Collagen Mechanics

At low strain, collagen fibrils and fibers uncrimp, and as strain increases, collagen begins to carry load. At higher strain, molecular stretching and slipping of fibrils and fibers occurs. This viscous sliding of the collagen fibrils, which align in the force direction, dissipates the load applied. As collagen is strained beyond its yield point, the crosslinks between fibrils break and defibrillation and eventually failure occurs.

The mechanical properties of fibrous collagen networks with low levels of crosslinking between fibrils are dominated by the viscous sliding of collagen molecules and fibrils. At higher levels of crosslinking, the fibrillar units are more stabilized, and the mechanical properties are dominated by elastic stretching of the nonhelical ends, the crosslinks, and the triple helix. [3]

The collagen molecule contains both rigid and flexible regions, and these may serve different purposes when the molecule is strained. It is thought that the more rigid sections transfer stress throughout the molecule, while the more flexible sections store elastic energy. The storage and dissipation of energy applied at joints is precisely what tendons and ligaments, which contain collagen, are meant to do. The observed elastic spring constant for collagen in humans is 3.7-4.0 GPa [4], but this value will change significantly with various factors, such as age (of the body the collagen was harvested from), and pH.

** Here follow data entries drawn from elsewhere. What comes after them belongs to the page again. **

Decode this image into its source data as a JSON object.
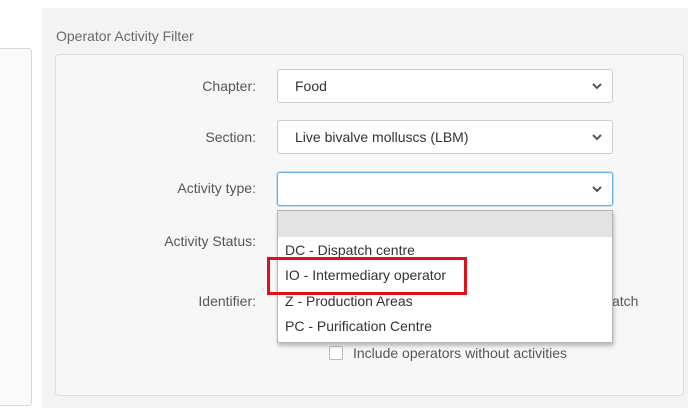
{
  "panel": {
    "title": "Operator Activity Filter"
  },
  "fields": {
    "chapter": {
      "label": "Chapter:",
      "value": "Food"
    },
    "section": {
      "label": "Section:",
      "value": "Live bivalve molluscs (LBM)"
    },
    "activity_type": {
      "label": "Activity type:",
      "value": ""
    },
    "activity_status": {
      "label": "Activity Status:"
    },
    "identifier": {
      "label": "Identifier:",
      "partial_right_text": "atch"
    }
  },
  "dropdown": {
    "options": [
      "",
      "DC - Dispatch centre",
      "IO - Intermediary operator",
      "Z - Production Areas",
      "PC - Purification Centre"
    ],
    "highlighted_option_index": 2
  },
  "checkbox": {
    "label": "Include operators without activities",
    "checked": false
  },
  "colors": {
    "highlight_border": "#e0101b",
    "focus_border": "#66afe9",
    "blank_option_bg": "#e3e3e3"
  }
}
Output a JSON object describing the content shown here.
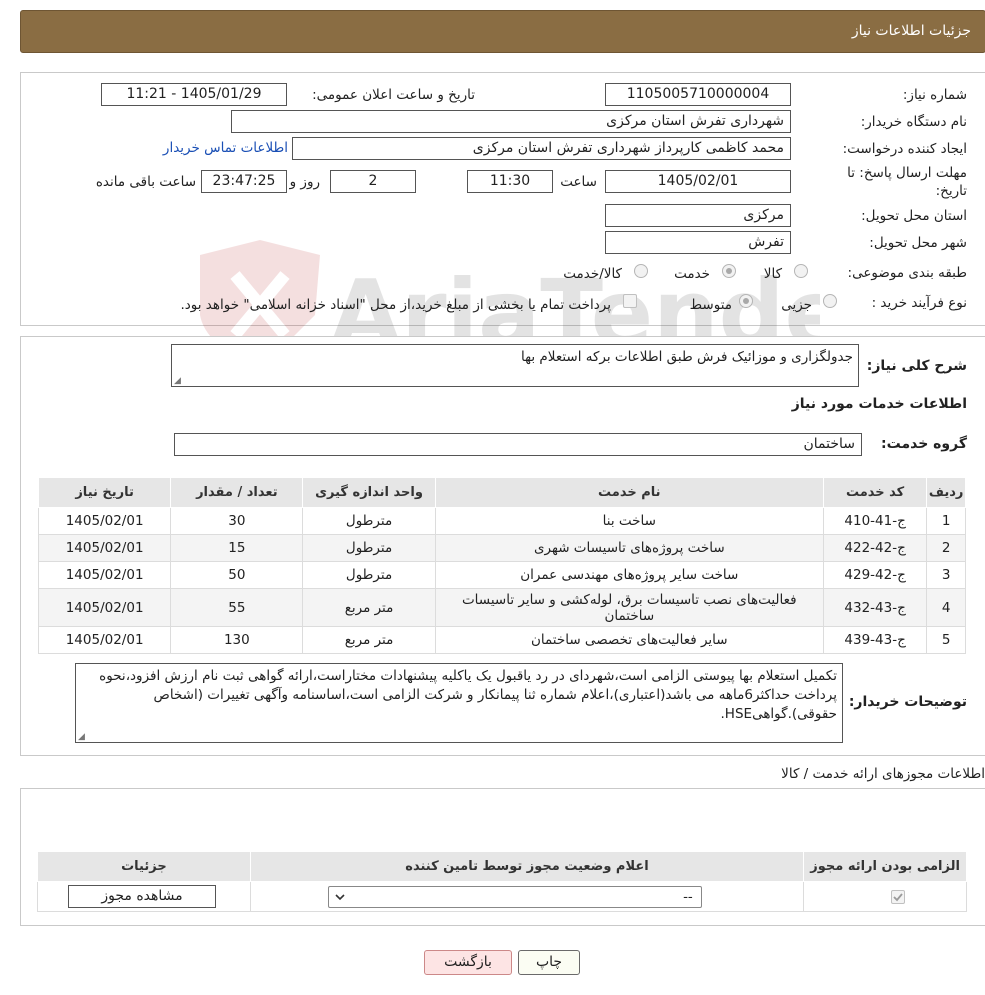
{
  "header": {
    "title": "جزئیات اطلاعات نیاز"
  },
  "info": {
    "need_number_label": "شماره نیاز:",
    "need_number": "1105005710000004",
    "announce_label": "تاریخ و ساعت اعلان عمومی:",
    "announce_value": "1405/01/29 - 11:21",
    "buyer_org_label": "نام دستگاه خریدار:",
    "buyer_org": "شهرداری تفرش استان مرکزی",
    "creator_label": "ایجاد کننده درخواست:",
    "creator": "محمد کاظمی کارپرداز شهرداری تفرش استان مرکزی",
    "contact_link": "اطلاعات تماس خریدار",
    "deadline_label_1": "مهلت ارسال پاسخ: تا",
    "deadline_label_2": "تاریخ:",
    "deadline_date": "1405/02/01",
    "time_label": "ساعت",
    "deadline_time": "11:30",
    "days_value": "2",
    "days_label": "روز و",
    "remaining_time": "23:47:25",
    "remaining_label": "ساعت باقی مانده",
    "province_label": "استان محل تحویل:",
    "province": "مرکزی",
    "city_label": "شهر محل تحویل:",
    "city": "تفرش",
    "category_label": "طبقه بندی موضوعی:",
    "category_options": [
      "کالا",
      "خدمت",
      "کالا/خدمت"
    ],
    "category_selected": "خدمت",
    "process_label": "نوع فرآیند خرید :",
    "process_options": [
      "جزیی",
      "متوسط"
    ],
    "process_selected": "متوسط",
    "payment_note": "پرداخت تمام یا بخشی از مبلغ خرید،از محل \"اسناد خزانه اسلامی\" خواهد بود."
  },
  "watermark": "AriaTender.net",
  "need_desc": {
    "label": "شرح کلی نیاز:",
    "value": "جدولگزاری و موزائیک فرش طبق اطلاعات برکه استعلام بها"
  },
  "services": {
    "section_title": "اطلاعات خدمات مورد نیاز",
    "group_label": "گروه خدمت:",
    "group_value": "ساختمان",
    "columns": [
      "ردیف",
      "کد خدمت",
      "نام خدمت",
      "واحد اندازه گیری",
      "تعداد / مقدار",
      "تاریخ نیاز"
    ],
    "rows": [
      {
        "row": "1",
        "code": "ج-41-410",
        "name": "ساخت بنا",
        "unit": "مترطول",
        "qty": "30",
        "date": "1405/02/01"
      },
      {
        "row": "2",
        "code": "ج-42-422",
        "name": "ساخت پروژه‌های تاسیسات شهری",
        "unit": "مترطول",
        "qty": "15",
        "date": "1405/02/01"
      },
      {
        "row": "3",
        "code": "ج-42-429",
        "name": "ساخت سایر پروژه‌های مهندسی عمران",
        "unit": "مترطول",
        "qty": "50",
        "date": "1405/02/01"
      },
      {
        "row": "4",
        "code": "ج-43-432",
        "name": "فعالیت‌های نصب تاسیسات برق، لوله‌کشی و سایر تاسیسات ساختمان",
        "unit": "متر مربع",
        "qty": "55",
        "date": "1405/02/01"
      },
      {
        "row": "5",
        "code": "ج-43-439",
        "name": "سایر فعالیت‌های تخصصی ساختمان",
        "unit": "متر مربع",
        "qty": "130",
        "date": "1405/02/01"
      }
    ]
  },
  "buyer_notes": {
    "label": "توضیحات خریدار:",
    "value": "تکمیل استعلام بها پیوستی الزامی است،شهردای در رد یاقبول یک یاکلیه پیشنهادات مختاراست،ارائه گواهی ثبت نام ارزش افزود،نحوه پرداخت حداکثر6ماهه می باشد(اعتباری)،اعلام شماره ثنا پیمانکار و شرکت الزامی است،اساسنامه وآگهی تغییرات (اشخاص حقوقی).گواهیHSE."
  },
  "permits": {
    "section_title": "اطلاعات مجوزهای ارائه خدمت / کالا",
    "columns": [
      "الزامی بودن ارائه مجوز",
      "اعلام وضعیت مجوز توسط تامین کننده",
      "جزئیات"
    ],
    "select_value": "--",
    "view_button": "مشاهده مجوز"
  },
  "buttons": {
    "print": "چاپ",
    "back": "بازگشت"
  }
}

Because collagen is a biological material, it is not surprising that its elastic modulus is dependent on pH. If the pH of the surrounding solution is too acidic or too basic, collagen's elastic modulus decreases. Specifically, Silver et al. found that for pHs approaching the pKa of carboxylic acid (3.5) or amine (10.6), the elastic modulus of collagen begins to decrease. [4] It is hypothesized that the charged pairs on the outside of the triple helix stabilize the molecule, and that the mechanism of elastic energy storage is related to the separation of the charged pairs. For a pH within the range of 3.5 to 10.6, the amine groups of collagen will be protonated and the carboxylic acids will not, maximizing the charge-charge interactions on the surface of the triple helix.

(taken from Silver FH et al., J Appl Polymer Science 86: 1984, 2002)

Figure 4. Proposed mechanism for elastic energy storage in collagen. Flexible regions, represented as springs, resist elongation because of charged pairs, which also help them regain their original length.

 

[1] Pacific Natural Gut Strings, http://www.pacificstrings.com

[2] Lodish et al., Molecular Cell Biology, 4th edition, 2000, 979-984.

[3] Silver FH et al., Transition from Viscous to Elastic-Based Dependency of Mechanical Properties of Self-Assembled Type I Collagen Fibers, J Applied Polymer Science 79: 134-142, 2001.

[4] Silver FH et al., Viscoelastic Properties of Young and Old Human Dermis: A Proposed Molecular Mechanism for Elastic Energy Storage in Collagen and Elastin, J Applied Polymer Science 86: 1978-1985, 2002.